Excerpts from an interface dataset:
▬▬▬
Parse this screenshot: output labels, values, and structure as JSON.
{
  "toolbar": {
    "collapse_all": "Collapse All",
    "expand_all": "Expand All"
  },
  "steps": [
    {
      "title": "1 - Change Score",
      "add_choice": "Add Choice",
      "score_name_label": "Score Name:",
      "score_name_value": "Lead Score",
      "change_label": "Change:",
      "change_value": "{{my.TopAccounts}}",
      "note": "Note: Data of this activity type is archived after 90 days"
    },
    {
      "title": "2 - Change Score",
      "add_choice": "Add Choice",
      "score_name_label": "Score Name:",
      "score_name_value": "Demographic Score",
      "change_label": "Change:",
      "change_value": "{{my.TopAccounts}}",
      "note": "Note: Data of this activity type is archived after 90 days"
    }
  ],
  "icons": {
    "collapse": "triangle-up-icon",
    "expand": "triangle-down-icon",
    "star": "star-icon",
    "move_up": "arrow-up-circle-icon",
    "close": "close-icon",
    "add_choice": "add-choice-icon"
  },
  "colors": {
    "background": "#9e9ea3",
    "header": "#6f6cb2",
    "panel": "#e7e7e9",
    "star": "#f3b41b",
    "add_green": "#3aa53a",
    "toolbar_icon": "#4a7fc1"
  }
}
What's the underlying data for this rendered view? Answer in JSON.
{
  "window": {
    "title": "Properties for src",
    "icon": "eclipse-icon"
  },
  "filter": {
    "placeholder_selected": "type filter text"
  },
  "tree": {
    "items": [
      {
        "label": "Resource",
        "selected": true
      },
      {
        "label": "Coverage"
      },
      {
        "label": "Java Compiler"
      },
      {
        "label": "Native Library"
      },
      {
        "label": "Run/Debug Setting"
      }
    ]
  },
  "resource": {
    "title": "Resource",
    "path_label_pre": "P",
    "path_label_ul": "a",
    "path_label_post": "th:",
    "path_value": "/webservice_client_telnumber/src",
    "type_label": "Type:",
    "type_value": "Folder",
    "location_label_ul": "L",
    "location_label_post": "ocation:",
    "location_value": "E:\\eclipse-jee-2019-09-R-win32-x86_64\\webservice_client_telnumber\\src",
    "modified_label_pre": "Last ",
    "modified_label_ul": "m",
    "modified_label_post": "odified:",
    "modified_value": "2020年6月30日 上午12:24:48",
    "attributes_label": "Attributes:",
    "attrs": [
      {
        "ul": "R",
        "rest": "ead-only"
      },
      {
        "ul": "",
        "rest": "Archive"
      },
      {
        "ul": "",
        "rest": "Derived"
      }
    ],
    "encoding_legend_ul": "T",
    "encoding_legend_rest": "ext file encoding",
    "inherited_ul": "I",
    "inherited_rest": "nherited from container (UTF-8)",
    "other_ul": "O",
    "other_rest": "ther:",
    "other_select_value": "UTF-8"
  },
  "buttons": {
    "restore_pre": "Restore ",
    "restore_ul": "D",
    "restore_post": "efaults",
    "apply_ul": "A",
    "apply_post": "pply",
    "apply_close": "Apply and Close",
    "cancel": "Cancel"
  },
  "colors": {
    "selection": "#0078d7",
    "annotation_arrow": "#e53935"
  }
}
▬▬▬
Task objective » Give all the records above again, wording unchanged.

Output below »
Parse this screenshot: output labels, values, and structure as JSON.
{
  "toolbar": {
    "collapse_all": "Collapse All",
    "expand_all": "Expand All"
  },
  "steps": [
    {
      "title": "1 - Change Score",
      "add_choice": "Add Choice",
      "score_name_label": "Score Name:",
      "score_name_value": "Lead Score",
      "change_label": "Change:",
      "change_value": "{{my.TopAccounts}}",
      "note": "Note: Data of this activity type is archived after 90 days"
    },
    {
      "title": "2 - Change Score",
      "add_choice": "Add Choice",
      "score_name_label": "Score Name:",
      "score_name_value": "Demographic Score",
      "change_label": "Change:",
      "change_value": "{{my.TopAccounts}}",
      "note": "Note: Data of this activity type is archived after 90 days"
    }
  ],
  "icons": {
    "collapse": "triangle-up-icon",
    "expand": "triangle-down-icon",
    "star": "star-icon",
    "move_up": "arrow-up-circle-icon",
    "close": "close-icon",
    "add_choice": "add-choice-icon"
  },
  "colors": {
    "background": "#9e9ea3",
    "header": "#6f6cb2",
    "panel": "#e7e7e9",
    "star": "#f3b41b",
    "add_green": "#3aa53a",
    "toolbar_icon": "#4a7fc1"
  }
}
What's the underlying data for this rendered view? Answer in JSON.
{
  "window": {
    "title": "Properties for src",
    "icon": "eclipse-icon"
  },
  "filter": {
    "placeholder_selected": "type filter text"
  },
  "tree": {
    "items": [
      {
        "label": "Resource",
        "selected": true
      },
      {
        "label": "Coverage"
      },
      {
        "label": "Java Compiler"
      },
      {
        "label": "Native Library"
      },
      {
        "label": "Run/Debug Setting"
      }
    ]
  },
  "resource": {
    "title": "Resource",
    "path_label_pre": "P",
    "path_label_ul": "a",
    "path_label_post": "th:",
    "path_value": "/webservice_client_telnumber/src",
    "type_label": "Type:",
    "type_value": "Folder",
    "location_label_ul": "L",
    "location_label_post": "ocation:",
    "location_value": "E:\\eclipse-jee-2019-09-R-win32-x86_64\\webservice_client_telnumber\\src",
    "modified_label_pre": "Last ",
    "modified_label_ul": "m",
    "modified_label_post": "odified:",
    "modified_value": "2020年6月30日 上午12:24:48",
    "attributes_label": "Attributes:",
    "attrs": [
      {
        "ul": "R",
        "rest": "ead-only"
      },
      {
        "ul": "",
        "rest": "Archive"
      },
      {
        "ul": "",
        "rest": "Derived"
      }
    ],
    "encoding_legend_ul": "T",
    "encoding_legend_rest": "ext file encoding",
    "inherited_ul": "I",
    "inherited_rest": "nherited from container (UTF-8)",
    "other_ul": "O",
    "other_rest": "ther:",
    "other_select_value": "UTF-8"
  },
  "buttons": {
    "restore_pre": "Restore ",
    "restore_ul": "D",
    "restore_post": "efaults",
    "apply_ul": "A",
    "apply_post": "pply",
    "apply_close": "Apply and Close",
    "cancel": "Cancel"
  },
  "colors": {
    "selection": "#0078d7",
    "annotation_arrow": "#e53935"
  }
}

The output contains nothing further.